Even the LATimes calls for the program to be ended. In part: Sayfullo Saipov, who allegedly killed eight and wounded 11 in a truck attack on Tuesday, entered the country from Uzbekistan through the diversity visa lottery. He is not the first presumed terrorist to enter using the program. Lottery terrorists include Hesham Mohamed Ali Hedayet, who shot up an El-Al ticket counter in 2002, killing two, and Imran Mandhai, who planned to bomb power stations in Florida the same year.
The chilling details on Imran Mandhai are located here.
National security problems with the lottery have long been known. At a 2003 congressional hearing, the inspector general of the State Department, which oversees the lottery, testified that the program “contains significant risks to national security from hostile intelligence officers, criminals and terrorists attempting to use the program for entry into the United States as permanent residents.”
The concerns identified at that hearing 14 years ago remain.
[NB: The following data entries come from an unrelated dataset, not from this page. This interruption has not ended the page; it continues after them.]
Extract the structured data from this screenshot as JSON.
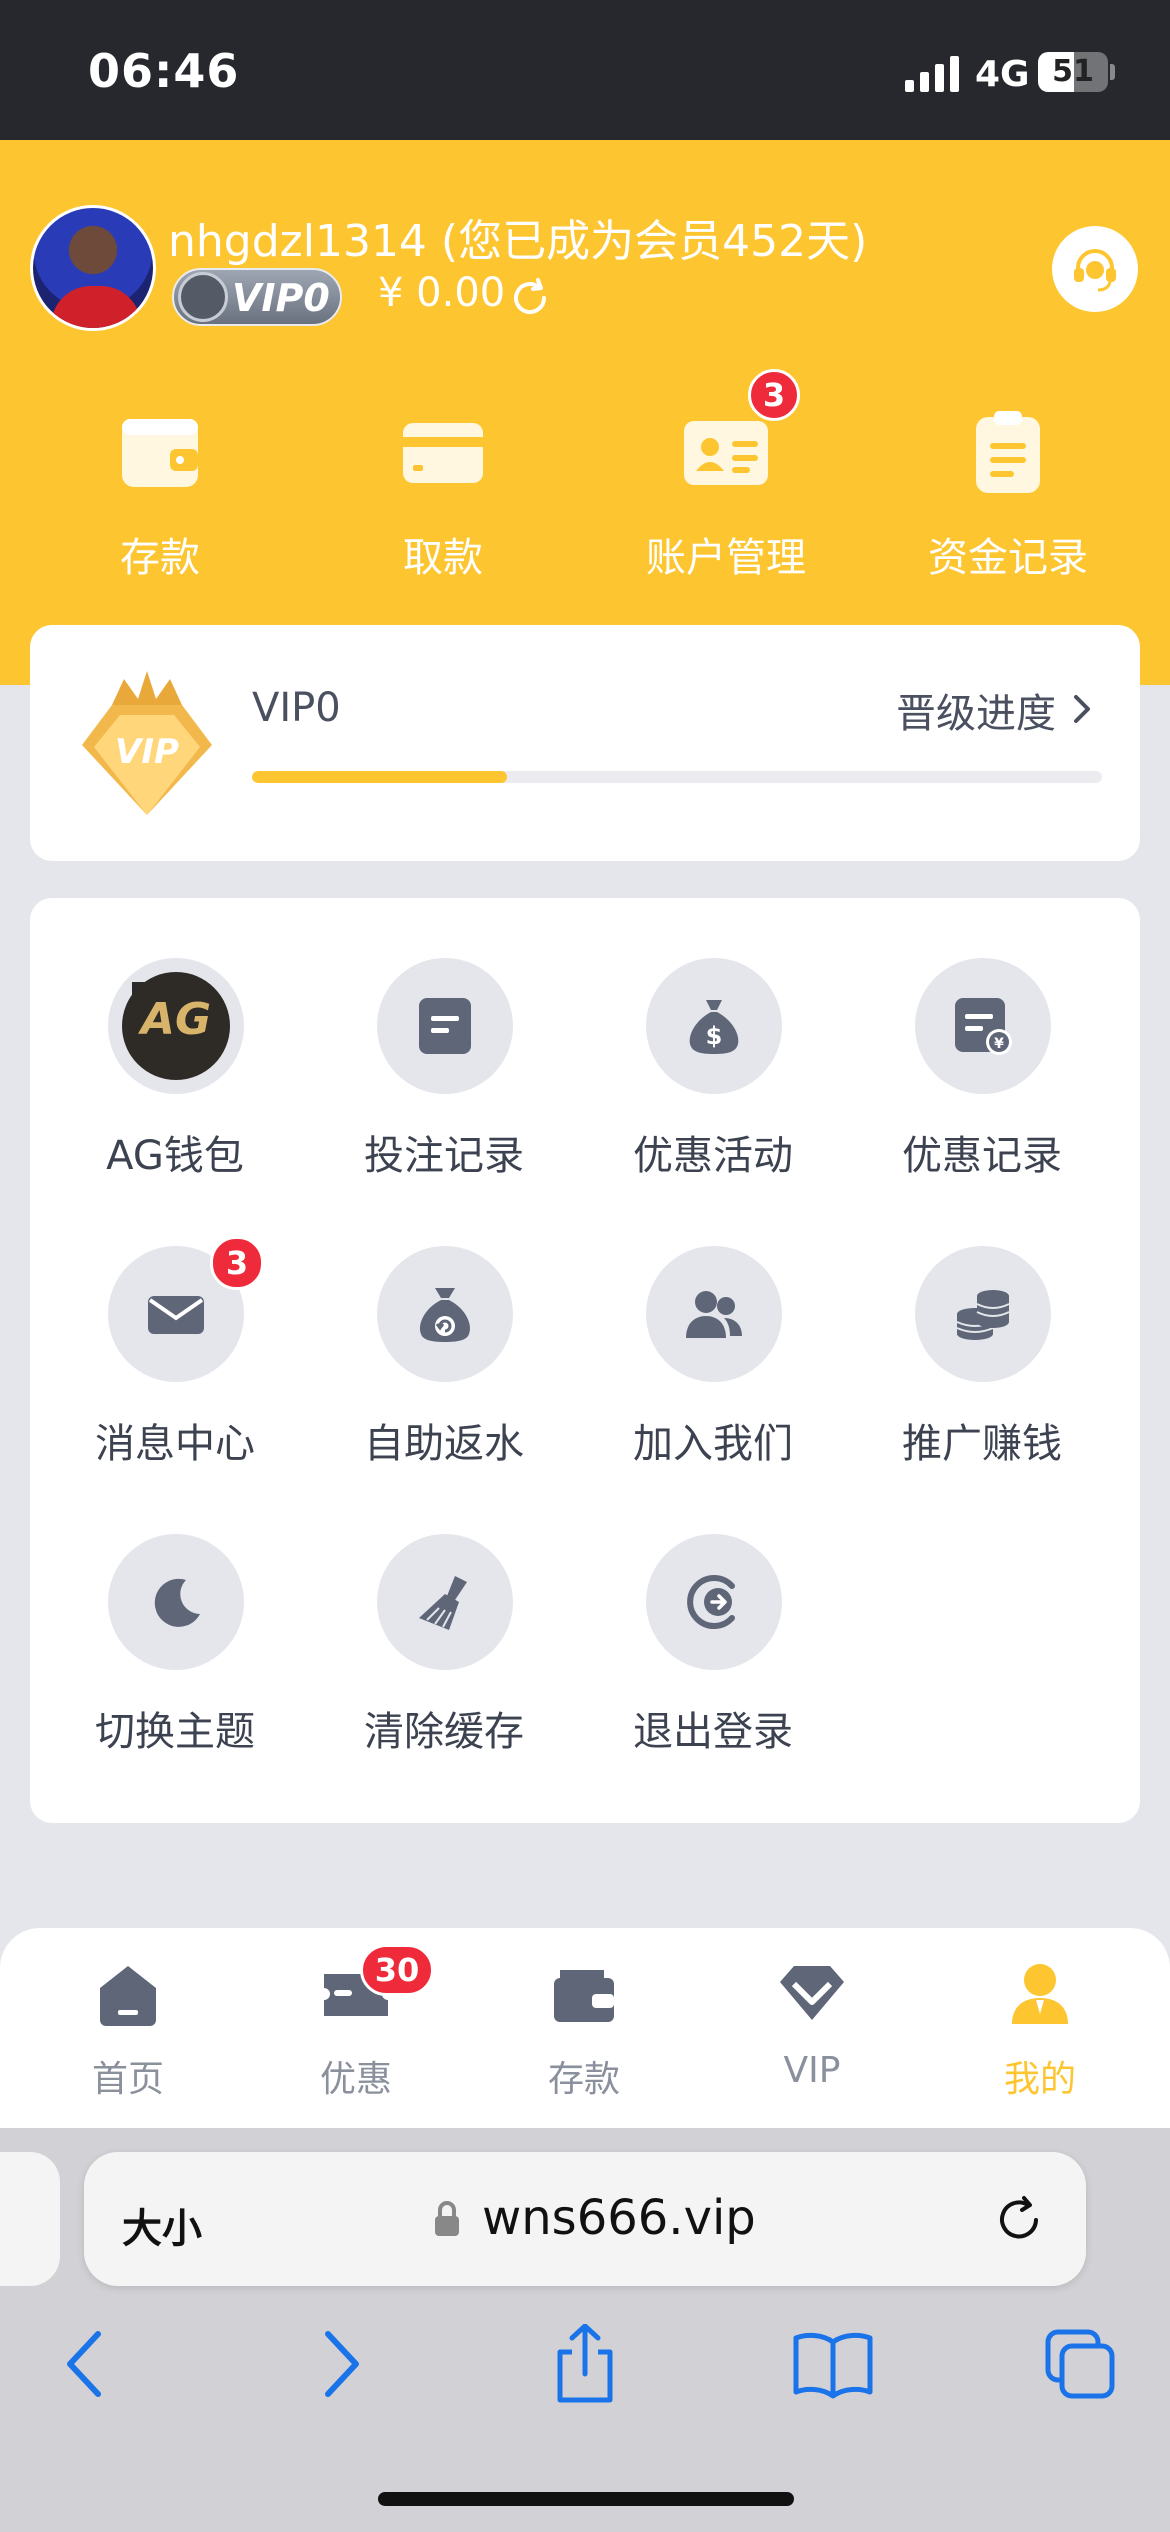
{
  "status_bar": {
    "time": "06:46",
    "network": "4G",
    "battery": "51",
    "battery_level": 0.51
  },
  "header": {
    "username": "nhgdzl1314 (您已成为会员452天)",
    "vip_badge": "VIP0",
    "balance": "¥ 0.00",
    "quick_actions": [
      {
        "label": "存款",
        "icon": "wallet-icon"
      },
      {
        "label": "取款",
        "icon": "card-icon"
      },
      {
        "label": "账户管理",
        "icon": "id-card-icon",
        "badge": "3"
      },
      {
        "label": "资金记录",
        "icon": "clipboard-icon"
      }
    ]
  },
  "vip_card": {
    "level": "VIP0",
    "progress_link": "晋级进度",
    "emblem_text": "VIP",
    "progress": 0.3
  },
  "menu": {
    "items": [
      {
        "label": "AG钱包",
        "icon": "ag-wallet-icon",
        "logo_text": "AG"
      },
      {
        "label": "投注记录",
        "icon": "bet-record-icon"
      },
      {
        "label": "优惠活动",
        "icon": "money-bag-icon"
      },
      {
        "label": "优惠记录",
        "icon": "promo-record-icon"
      },
      {
        "label": "消息中心",
        "icon": "envelope-icon",
        "badge": "3"
      },
      {
        "label": "自助返水",
        "icon": "rebate-bag-icon"
      },
      {
        "label": "加入我们",
        "icon": "users-icon"
      },
      {
        "label": "推广赚钱",
        "icon": "coins-icon"
      },
      {
        "label": "切换主题",
        "icon": "moon-icon"
      },
      {
        "label": "清除缓存",
        "icon": "broom-icon"
      },
      {
        "label": "退出登录",
        "icon": "logout-icon"
      }
    ]
  },
  "tabbar": {
    "tabs": [
      {
        "label": "首页",
        "icon": "home-icon"
      },
      {
        "label": "优惠",
        "icon": "ticket-icon",
        "badge": "30"
      },
      {
        "label": "存款",
        "icon": "wallet-icon"
      },
      {
        "label": "VIP",
        "icon": "diamond-icon"
      },
      {
        "label": "我的",
        "icon": "person-icon",
        "active": true
      }
    ]
  },
  "browser": {
    "text_size": "大小",
    "url": "wns666.vip"
  },
  "colors": {
    "accent": "#fdc530",
    "badge": "#ef2b3b",
    "icon_gray": "#5e6678",
    "background": "#e4e6ec"
  }
}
In 2016, Immigration and Customs Enforcement created a list of countries that “promote, produce, or protect terrorist organizations or their members.” Of the top 10 source countries for lottery winners in 2016, four were on ICE’s list: Egypt (No. 2), Iran (No. 3), Uzbekistan (No. 5) and Sudan (No. 7). Many other countries on the ICE list also send significant numbers of lottery winners.
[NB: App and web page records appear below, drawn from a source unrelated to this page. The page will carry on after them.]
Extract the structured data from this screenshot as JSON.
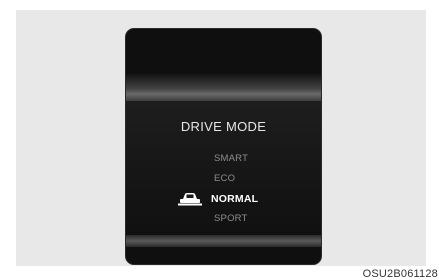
{
  "display": {
    "title": "DRIVE MODE",
    "modes": [
      {
        "label": "SMART",
        "selected": false
      },
      {
        "label": "ECO",
        "selected": false
      },
      {
        "label": "NORMAL",
        "selected": true
      },
      {
        "label": "SPORT",
        "selected": false
      }
    ],
    "selected_icon": "car-icon"
  },
  "caption": "OSU2B061128"
}
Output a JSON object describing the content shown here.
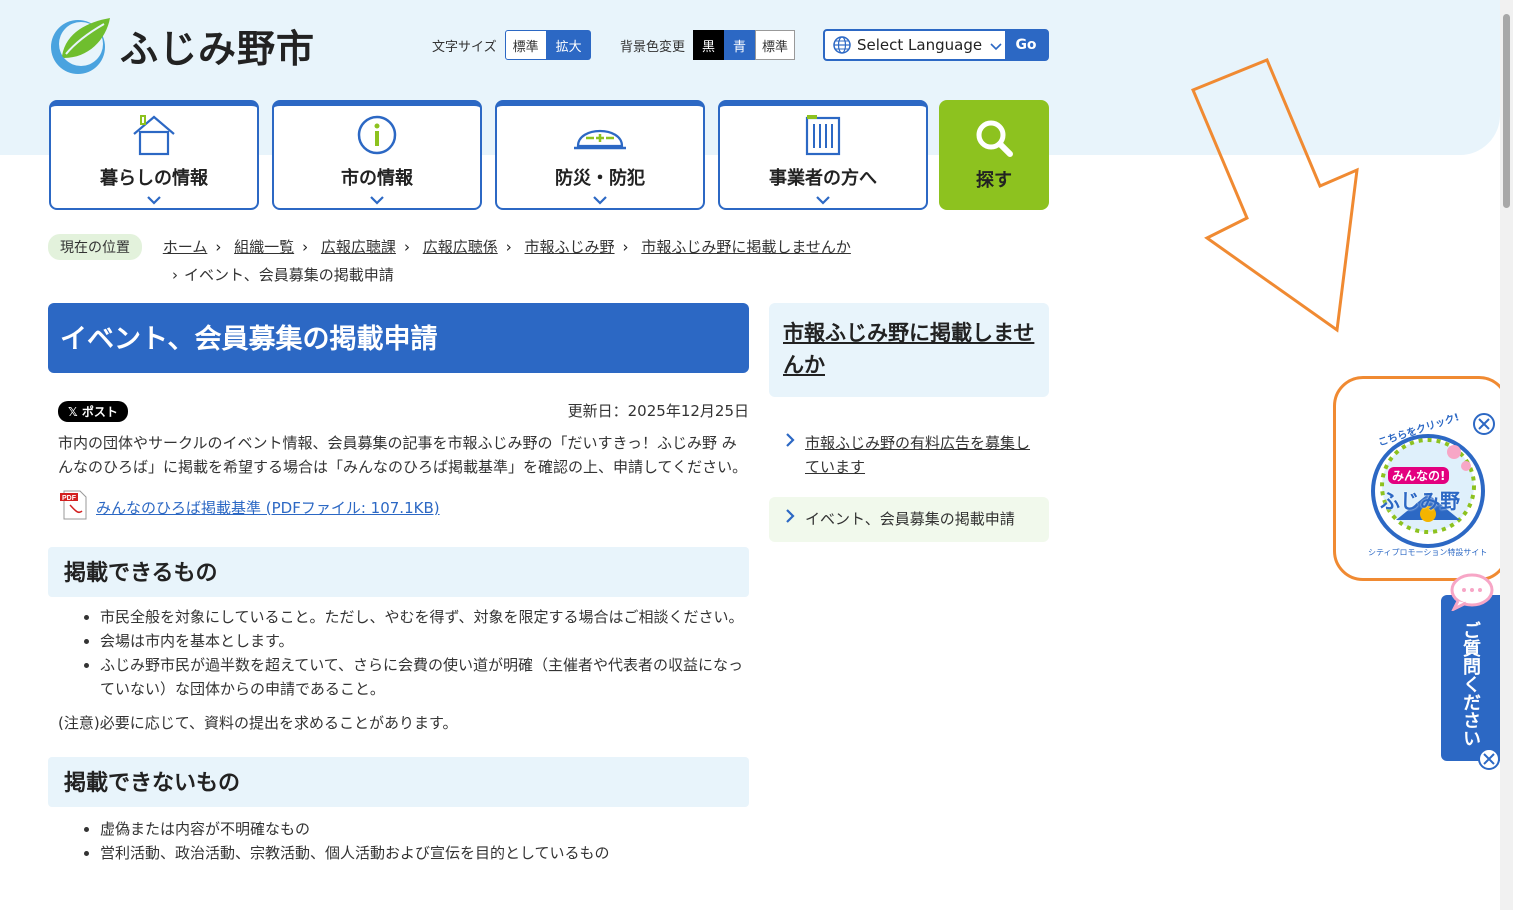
{
  "header": {
    "site_name": "ふじみ野市",
    "font_size_label": "文字サイズ",
    "font_size_standard": "標準",
    "font_size_large": "拡大",
    "bg_color_label": "背景色変更",
    "bg_black": "黒",
    "bg_blue": "青",
    "bg_standard": "標準",
    "language_select": "Select Language",
    "go_button": "Go"
  },
  "nav": {
    "items": [
      {
        "label": "暮らしの情報",
        "icon": "house-icon"
      },
      {
        "label": "市の情報",
        "icon": "info-icon"
      },
      {
        "label": "防災・防犯",
        "icon": "helmet-icon"
      },
      {
        "label": "事業者の方へ",
        "icon": "building-icon"
      }
    ],
    "search_label": "探す"
  },
  "breadcrumb": {
    "here_label": "現在の位置",
    "items": [
      "ホーム",
      "組織一覧",
      "広報広聴課",
      "広報広聴係",
      "市報ふじみ野",
      "市報ふじみ野に掲載しませんか"
    ],
    "current": "イベント、会員募集の掲載申請"
  },
  "main": {
    "title": "イベント、会員募集の掲載申請",
    "x_post": "ポスト",
    "updated": "更新日：2025年12月25日",
    "intro": "市内の団体やサークルのイベント情報、会員募集の記事を市報ふじみ野の「だいすきっ！ふじみ野 みんなのひろば」に掲載を希望する場合は「みんなのひろば掲載基準」を確認の上、申請してください。",
    "pdf_link": "みんなのひろば掲載基準 (PDFファイル: 107.1KB)",
    "sec1_title": "掲載できるもの",
    "sec1_items": [
      "市民全般を対象にしていること。ただし、やむを得ず、対象を限定する場合はご相談ください。",
      "会場は市内を基本とします。",
      "ふじみ野市民が過半数を超えていて、さらに会費の使い道が明確（主催者や代表者の収益になっていない）な団体からの申請であること。"
    ],
    "note": "(注意)必要に応じて、資料の提出を求めることがあります。",
    "sec2_title": "掲載できないもの",
    "sec2_items": [
      "虚偽または内容が不明確なもの",
      "営利活動、政治活動、宗教活動、個人活動および宣伝を目的としているもの"
    ]
  },
  "side": {
    "title": "市報ふじみ野に掲載しませんか",
    "links": [
      "市報ふじみ野の有料広告を募集しています",
      "イベント、会員募集の掲載申請"
    ]
  },
  "banner": {
    "top_text": "こちらをクリック!",
    "line1": "みんなの!",
    "line2": "ふじみ野",
    "bottom_text": "シティプロモーション特設サイト"
  },
  "question_tab": {
    "label": "ご質問ください"
  },
  "colors": {
    "brand_blue": "#2c68c4",
    "green": "#8dc21f",
    "orange": "#f08a32",
    "light_blue": "#e8f4fb"
  }
}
In 2015, 14.4 million individuals plus family members successfully registered for the annual drawing. The State Department has to weed out those who do not qualify. After a computer randomly selects 100,000 names. State Department employees interview and vet the finalists, whittling down the list to the 50,000 cap. This is no simple task, since most applicants come from countries where recordkeeping is spotty and documents are hard to verify. Screening for visa lottery fraud takes up valuable State Department resources that could be allocated elsewhere if the program did not exist.
*** Suddenly, Chucky Schumer is suddenly quiet or forgets some facts.
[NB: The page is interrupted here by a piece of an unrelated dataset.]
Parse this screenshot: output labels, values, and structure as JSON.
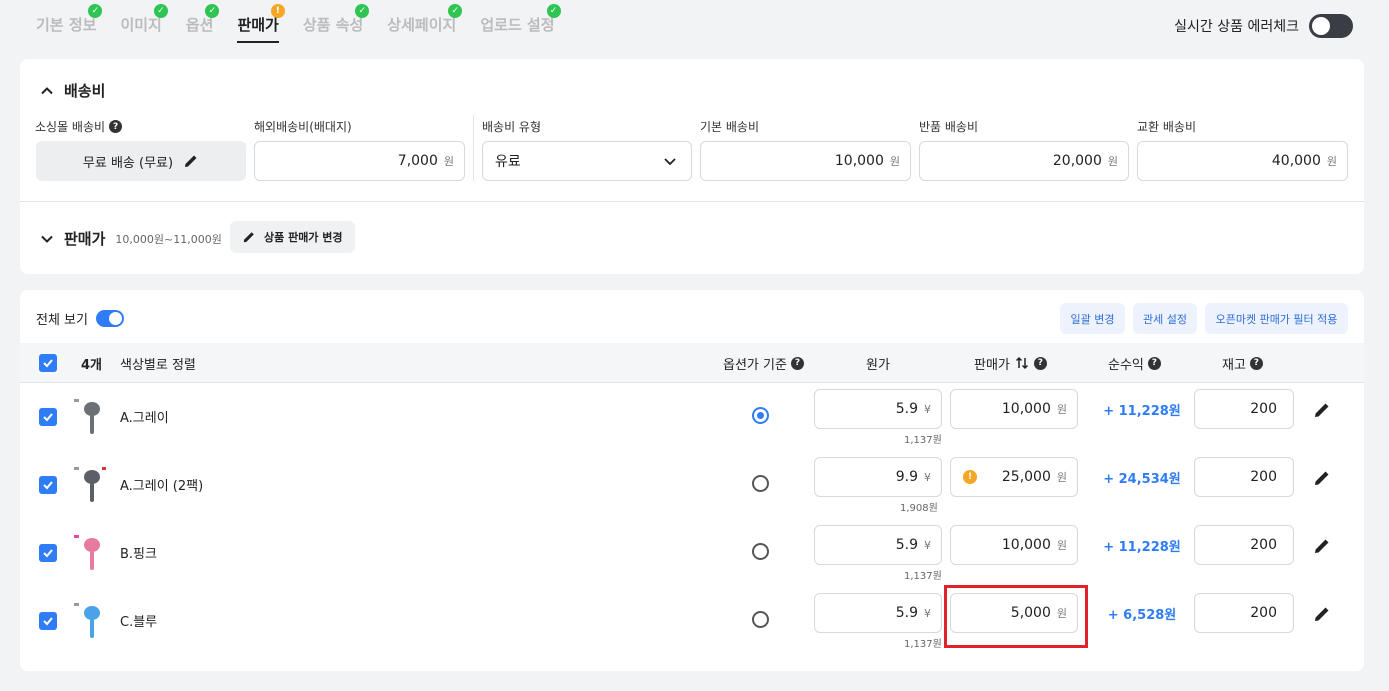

The program was created by the late-Senator Ted Kennedy in the early 1990s, with help from then-Rep. Chuck Schumer, now the Senate Minority Leader, as a way to open the door to more Irish immigrants who could not qualify for immigration opportunities because of our equally nonsensical family chain migration policy. Of course, Schumer (and Kennedy until his death), continues to this day to defend family chain migration, and is fighting efforts to adopt a merit-based immigration policy that would obviate the need for the annual Wheel of Fortune exercise. More here.
Included in the lottery are all four countries the U.S considers state sponsors of terror — Iran, Sudan, Cuba, and Syria — and 13 of the 14 nations that are coming under special monitoring from the Transportation Security Administration as founts of terrorism. Pakistan is excluded because, like China, it sends over tens of thousands of immigrants each year and doesn’t need to be in the lottery.
Among the winners for 2010 are:
The State Department’s Office of the Inspector General recommended in a 2003 report that terror-sponsoring nations be removed from the diversity visa program.
“OIG believes that this program contains significant vulnerabilities to national security as hostile intelligence officers, criminals and terrorists attempt to use it to enter the United States as permanent residents,” the office’s deputy inspector testified to Congress in 2004.
A separate report filed by the Government Accountability Office also faulted the program for being susceptible to widespread fraud. A cottage industry has emerged abroad to cater to the lottery, and it regularly bilks people out of massive amounts of money and even coerces some into marriage to keep their diversity visas. More here.
The resettlement of refugees in the U.S. has been fairly consistent across the country since 2002, with no state resettling a majority of them. In fiscal year 2017, no state resettled more than 10% of the 53,716 refugees the nation admitted that year. California, Texas, New York, Washington, Michigan and Ohio each accounted for at least 5% of refugees resettled, while all other states had a lower share. In fiscal 2002, the earliest year state-level data are publicly available, California resettled 16% of the nation’s 27,110 refugees, the only state to account for more than 15% of the nation’s total that year – or in any following year, according to a Pew Research Center analysis of U.S. State Department data.